A pulsating heat pipe, shown schematically in Figure 1, consists of a closed tube that is bent into multiple loops and divided into three main sections: condenser, evaporator and adiabatic section. The tube is sufficiently small in diameter such that surface tension forces dominate and a PHP partially filled with vapor and liquid has regions that are filled with liquid or vapor slugs. It is important to note that in the case where the PHP has many turns the effect of gravity becomes negligible, which is especially important for microgravity applications.
PHPs have a self-induced oscillatory movement due to the volume contraction and expansion of the liquid and vapor slugs and therefore they require no pump or wick to induce fluid motion.
Possible applications for PHPs include distributed cooling for optics/detectors for IR systems and distributed cooling for thermal shields on cryofluid tanks.
Engineers at several research institutions have conducted recent experimental work on cryogenic PHPs with promising results.
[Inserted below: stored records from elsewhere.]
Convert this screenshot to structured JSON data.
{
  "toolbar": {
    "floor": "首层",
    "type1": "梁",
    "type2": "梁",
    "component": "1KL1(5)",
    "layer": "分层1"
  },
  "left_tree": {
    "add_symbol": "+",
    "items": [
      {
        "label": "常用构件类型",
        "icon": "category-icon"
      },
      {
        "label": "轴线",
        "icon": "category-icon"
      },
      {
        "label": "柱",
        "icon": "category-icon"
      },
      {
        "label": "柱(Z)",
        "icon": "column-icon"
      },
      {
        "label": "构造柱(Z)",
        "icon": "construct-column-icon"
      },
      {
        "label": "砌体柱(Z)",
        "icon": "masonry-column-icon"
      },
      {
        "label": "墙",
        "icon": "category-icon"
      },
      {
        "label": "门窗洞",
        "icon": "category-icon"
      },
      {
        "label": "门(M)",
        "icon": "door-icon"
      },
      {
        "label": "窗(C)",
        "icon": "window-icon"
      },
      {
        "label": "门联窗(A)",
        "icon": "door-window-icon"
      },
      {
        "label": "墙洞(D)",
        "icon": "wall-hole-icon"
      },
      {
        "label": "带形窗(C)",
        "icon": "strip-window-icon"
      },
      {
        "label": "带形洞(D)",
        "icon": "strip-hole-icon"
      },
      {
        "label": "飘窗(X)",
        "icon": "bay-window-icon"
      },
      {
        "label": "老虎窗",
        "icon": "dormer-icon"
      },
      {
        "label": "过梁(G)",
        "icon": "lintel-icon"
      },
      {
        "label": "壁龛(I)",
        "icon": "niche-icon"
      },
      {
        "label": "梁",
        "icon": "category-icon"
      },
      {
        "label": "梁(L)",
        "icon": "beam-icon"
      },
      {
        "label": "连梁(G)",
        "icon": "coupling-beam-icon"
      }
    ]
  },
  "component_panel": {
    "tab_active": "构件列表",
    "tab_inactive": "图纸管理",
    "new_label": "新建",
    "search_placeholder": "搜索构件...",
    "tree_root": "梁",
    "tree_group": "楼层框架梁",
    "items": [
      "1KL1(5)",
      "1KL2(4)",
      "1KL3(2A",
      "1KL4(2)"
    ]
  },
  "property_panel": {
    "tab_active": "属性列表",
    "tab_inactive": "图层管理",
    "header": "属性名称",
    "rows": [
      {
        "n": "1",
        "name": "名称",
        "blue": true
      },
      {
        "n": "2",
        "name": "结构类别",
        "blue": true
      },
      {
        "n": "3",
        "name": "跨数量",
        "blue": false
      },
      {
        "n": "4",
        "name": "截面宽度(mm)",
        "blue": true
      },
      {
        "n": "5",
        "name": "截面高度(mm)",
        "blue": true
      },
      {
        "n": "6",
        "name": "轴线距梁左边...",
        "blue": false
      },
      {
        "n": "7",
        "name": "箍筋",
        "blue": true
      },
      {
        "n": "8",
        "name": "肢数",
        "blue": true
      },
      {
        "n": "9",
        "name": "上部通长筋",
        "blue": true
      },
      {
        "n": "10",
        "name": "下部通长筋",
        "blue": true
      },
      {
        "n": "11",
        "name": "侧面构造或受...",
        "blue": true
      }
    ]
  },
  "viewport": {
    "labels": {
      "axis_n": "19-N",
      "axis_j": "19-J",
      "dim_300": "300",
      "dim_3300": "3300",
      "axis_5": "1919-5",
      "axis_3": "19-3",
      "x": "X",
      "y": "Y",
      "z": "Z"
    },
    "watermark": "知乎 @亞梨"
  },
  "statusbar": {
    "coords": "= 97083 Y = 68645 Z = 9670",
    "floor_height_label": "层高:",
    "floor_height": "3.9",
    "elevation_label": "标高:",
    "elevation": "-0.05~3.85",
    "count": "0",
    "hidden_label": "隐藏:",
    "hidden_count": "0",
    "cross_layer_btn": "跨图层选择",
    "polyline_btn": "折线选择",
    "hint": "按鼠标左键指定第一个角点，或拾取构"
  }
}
Experimental characterization of 4 K helium PHPs is ongoing, for example, at the Chinese Academy of Sciences, Zhejiang University, CAE Grenoble, and the Cryogenics Engineering Laboratory (CEL) at UW-Madison.
Researchers have studied PHPs with adiabatic lengths up to 1 m that use hydrogen as a working fluid and have reported effective thermal conductivities as high as 100,000 W/mK for these systems. Effective conductivity is defined as: where Q is the heat load applied at the evaporator section, Tevap and Tcond are the evaporator and condenser sections’ temperatures respectively. Leff is the adiabatic length and Ac is the total cross-sectional area of the fluid inside of the capillary tubing.
The author recognizes that effective thermal conductivity does not entirely capture the conductance per mass for PHPs but it is the standard number that is reported in the literature for these devices and does provide some indication of the relative performance between PHP designs.
Most recently at UW-Madison, engineers used PHPs with three evaporators and one condenser to evaluate the performance of PHPs operating with distributed non-uniform heat loading. Tests were conducted with helium at load temperatures equal to 4 K and with nitrogen at load temperatures equal to 80 K, and show that the performance with non-uniform heat loads is similar to performance for PHPs with uniform heat loading.
The low mass, high conductance, simplicity of construction, insensitivity to the magnitude of gravity and tolerance of non-uniform distributed heat loads make PHPs a potentially promising cryogenic technology for future space flight missions. ■